The Dangers of Winning the Lottery

The lottery is a form of gambling that is run by state governments or in some cases by private companies. It is generally played by individuals who purchase tickets for a chance to win a prize that may be a cash sum, goods or services. The money raised by the lottery is often used for public purposes. The odds of winning depend on how many tickets are sold and how much money is spent on them. The lottery is a popular pastime and people spend billions of dollars each year playing it.

A large number of states, the District of Columbia, and Puerto Rico operate lotteries. Some use a computer system for recording sales and distributing prizes, while others distribute tickets and stakes through a network of retailers. Retailers include convenience stores, gas stations, nonprofit organizations such as churches and fraternal societies, restaurants and bars, service clubs, bowling alleys, and newsstands. Some states also sell lottery tickets over the Internet.

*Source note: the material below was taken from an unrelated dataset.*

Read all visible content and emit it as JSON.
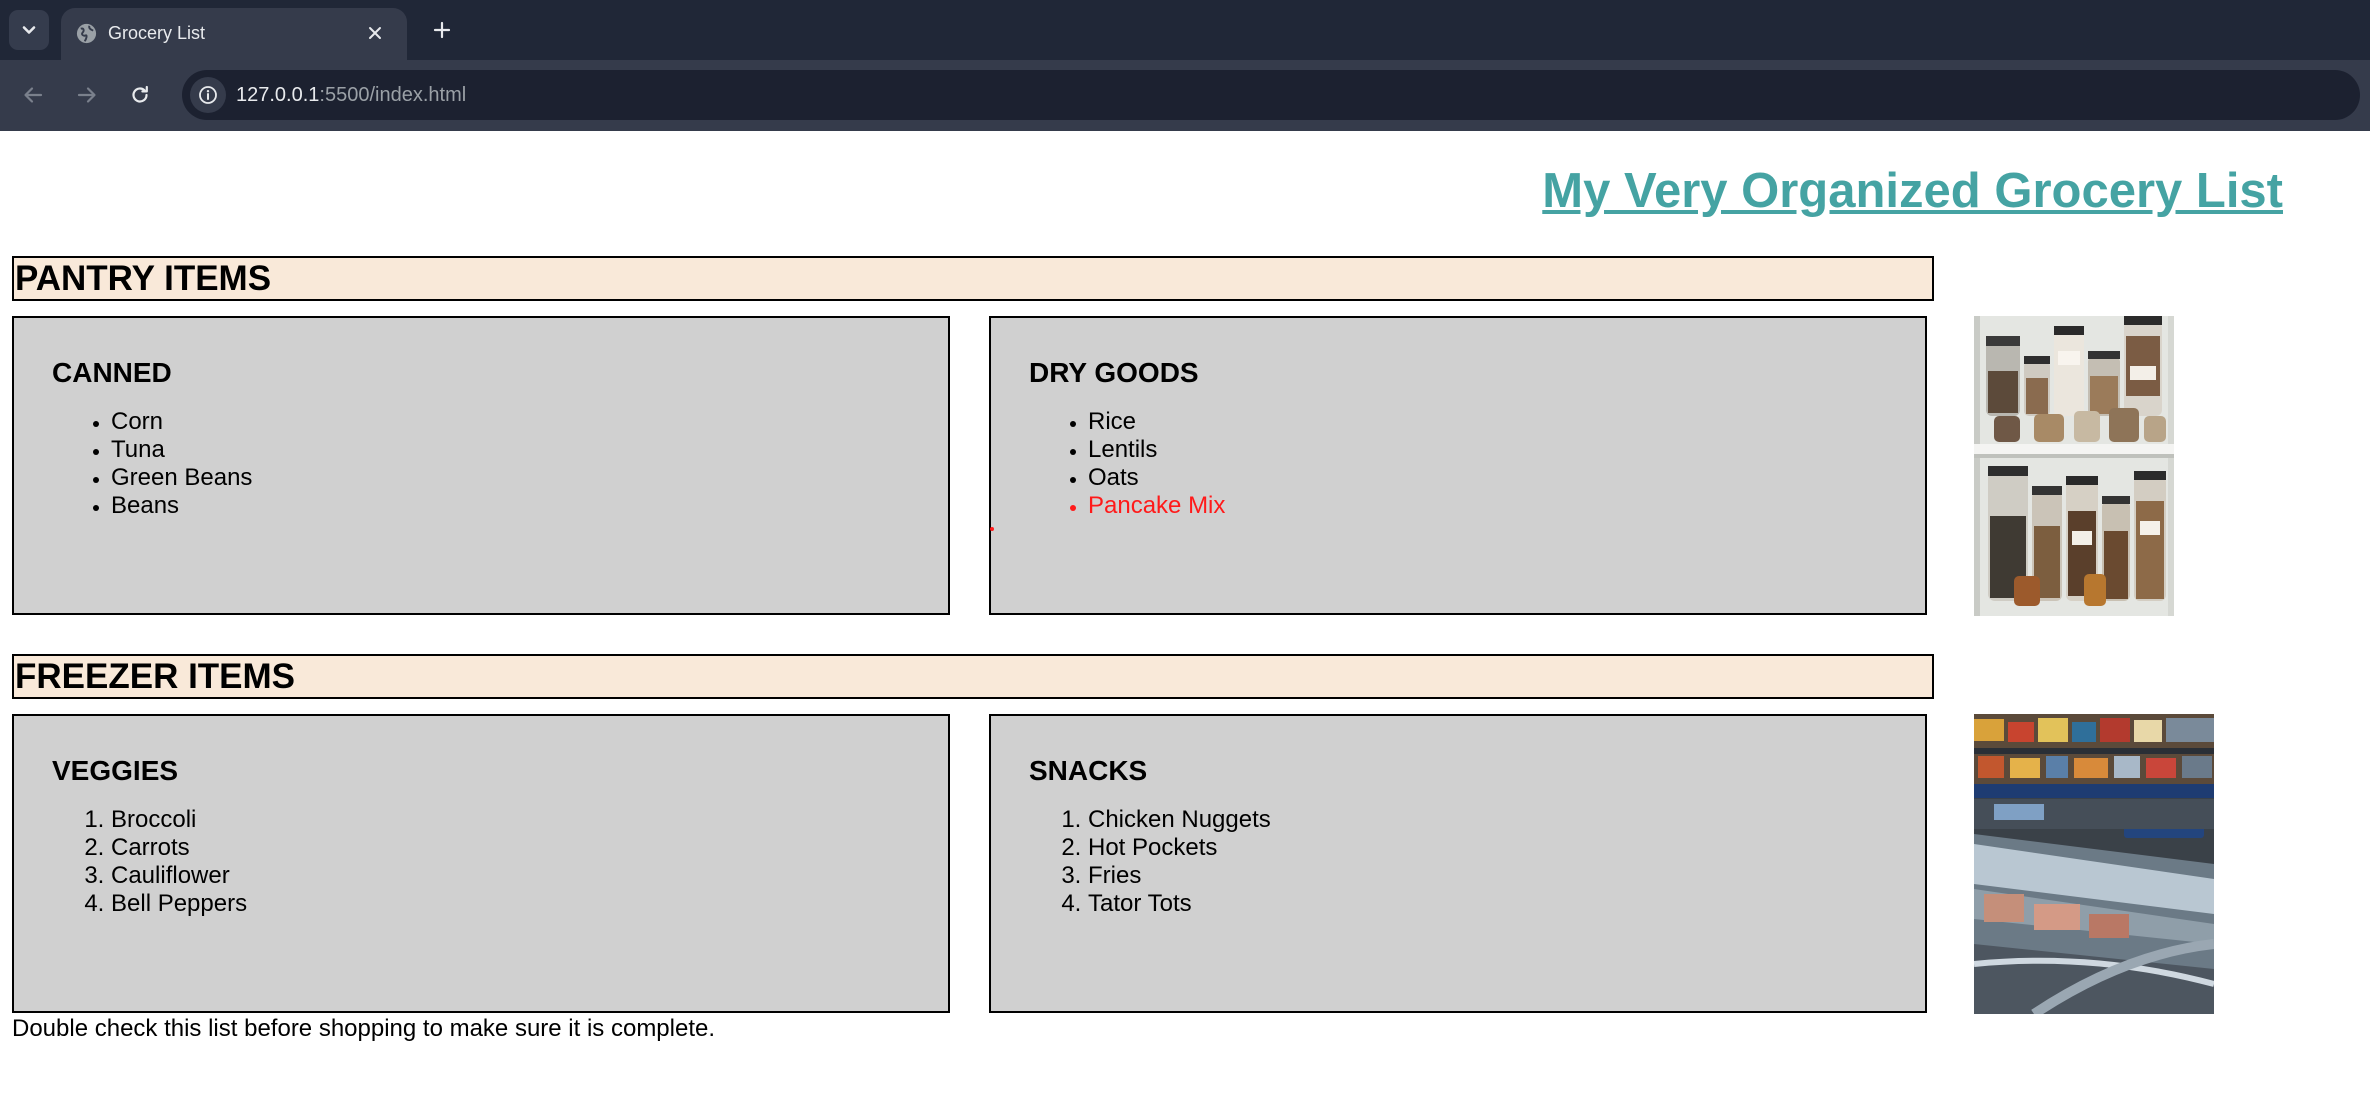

The odds of winning the lottery are extremely low, but the lure of instant wealth is strong. The biggest danger for lottery winners is overspending and squandering their winnings. A massive influx of money can change a person’s life dramatically and it’s important to have a plan for how you will use your winnings. Another risk is flaunting your new wealth. This can make others jealous and may lead to threats or other problems. Lastly, lottery winners can also suffer from “lottery envy,” or the feeling that they’re being treated unfairly.